**TASK REQUIREMENTS**
Pick every line from the data below that contains the string "JSON" and copy it.

**AVAILABLE DATA**

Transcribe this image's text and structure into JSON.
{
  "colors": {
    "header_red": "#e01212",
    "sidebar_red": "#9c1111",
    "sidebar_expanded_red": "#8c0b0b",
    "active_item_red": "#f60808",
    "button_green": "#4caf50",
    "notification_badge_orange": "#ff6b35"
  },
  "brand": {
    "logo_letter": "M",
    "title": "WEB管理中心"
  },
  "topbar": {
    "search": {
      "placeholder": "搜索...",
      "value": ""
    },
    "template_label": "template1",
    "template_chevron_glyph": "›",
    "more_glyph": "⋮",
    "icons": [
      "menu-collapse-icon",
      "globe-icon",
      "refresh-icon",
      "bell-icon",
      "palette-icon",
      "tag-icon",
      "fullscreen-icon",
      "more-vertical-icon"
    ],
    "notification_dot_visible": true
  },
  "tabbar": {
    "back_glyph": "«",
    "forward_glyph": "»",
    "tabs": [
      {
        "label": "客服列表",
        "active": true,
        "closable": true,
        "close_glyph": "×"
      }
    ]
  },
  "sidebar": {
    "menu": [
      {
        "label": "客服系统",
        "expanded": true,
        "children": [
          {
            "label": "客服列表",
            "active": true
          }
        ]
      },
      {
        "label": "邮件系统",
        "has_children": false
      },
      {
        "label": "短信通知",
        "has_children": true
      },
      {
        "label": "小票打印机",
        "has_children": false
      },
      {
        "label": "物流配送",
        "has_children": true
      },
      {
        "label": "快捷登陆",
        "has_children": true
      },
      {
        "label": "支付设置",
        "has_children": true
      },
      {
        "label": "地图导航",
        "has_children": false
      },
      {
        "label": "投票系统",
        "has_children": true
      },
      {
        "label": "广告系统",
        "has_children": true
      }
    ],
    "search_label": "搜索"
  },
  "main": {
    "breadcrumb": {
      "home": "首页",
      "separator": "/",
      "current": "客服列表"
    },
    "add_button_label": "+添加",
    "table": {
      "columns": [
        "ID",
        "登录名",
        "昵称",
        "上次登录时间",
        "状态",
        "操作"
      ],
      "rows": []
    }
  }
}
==
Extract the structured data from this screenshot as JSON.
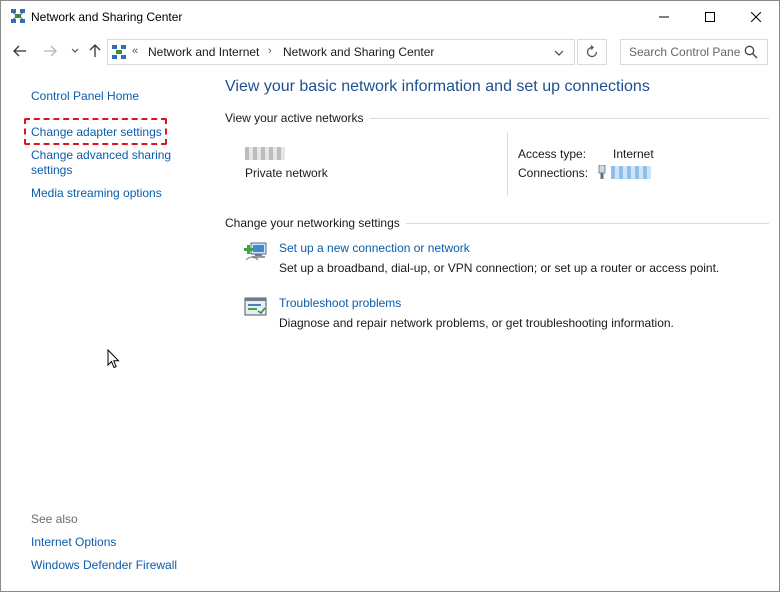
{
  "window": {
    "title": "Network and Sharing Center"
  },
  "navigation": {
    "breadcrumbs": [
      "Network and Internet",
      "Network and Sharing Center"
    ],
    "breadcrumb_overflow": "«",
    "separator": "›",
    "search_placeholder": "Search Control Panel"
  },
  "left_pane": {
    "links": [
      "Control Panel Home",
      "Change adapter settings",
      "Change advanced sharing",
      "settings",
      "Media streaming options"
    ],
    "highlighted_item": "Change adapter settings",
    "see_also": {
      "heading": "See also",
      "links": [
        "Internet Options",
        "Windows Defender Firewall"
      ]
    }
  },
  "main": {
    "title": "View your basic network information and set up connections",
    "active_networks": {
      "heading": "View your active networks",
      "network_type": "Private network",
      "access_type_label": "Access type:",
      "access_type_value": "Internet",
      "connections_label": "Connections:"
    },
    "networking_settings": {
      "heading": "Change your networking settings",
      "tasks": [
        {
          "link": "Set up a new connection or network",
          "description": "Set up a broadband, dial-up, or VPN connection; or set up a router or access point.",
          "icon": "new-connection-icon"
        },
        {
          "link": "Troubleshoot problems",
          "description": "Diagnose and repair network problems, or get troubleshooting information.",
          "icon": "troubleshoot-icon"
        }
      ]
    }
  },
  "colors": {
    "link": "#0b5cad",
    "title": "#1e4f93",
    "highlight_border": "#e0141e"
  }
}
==
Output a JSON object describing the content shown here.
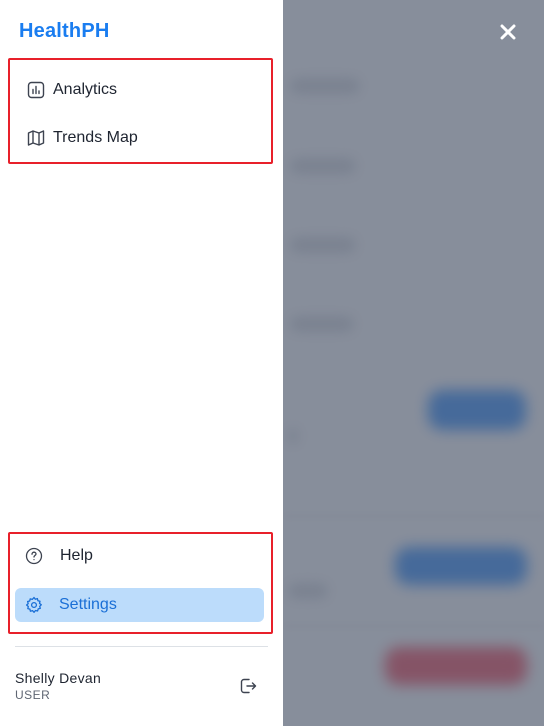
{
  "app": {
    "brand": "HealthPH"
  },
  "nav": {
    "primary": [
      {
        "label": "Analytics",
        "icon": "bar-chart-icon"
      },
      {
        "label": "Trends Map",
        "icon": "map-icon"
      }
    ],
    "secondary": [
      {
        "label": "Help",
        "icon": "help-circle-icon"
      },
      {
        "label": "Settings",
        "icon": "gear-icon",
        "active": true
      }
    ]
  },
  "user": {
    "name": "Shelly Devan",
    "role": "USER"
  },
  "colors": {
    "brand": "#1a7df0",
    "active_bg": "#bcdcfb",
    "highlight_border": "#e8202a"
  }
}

**RESPONSE AREA**
Transcribe this image's text and structure into JSON.
Extract the structured data from this screenshot as JSON.
Output a JSON object describing the content shown here.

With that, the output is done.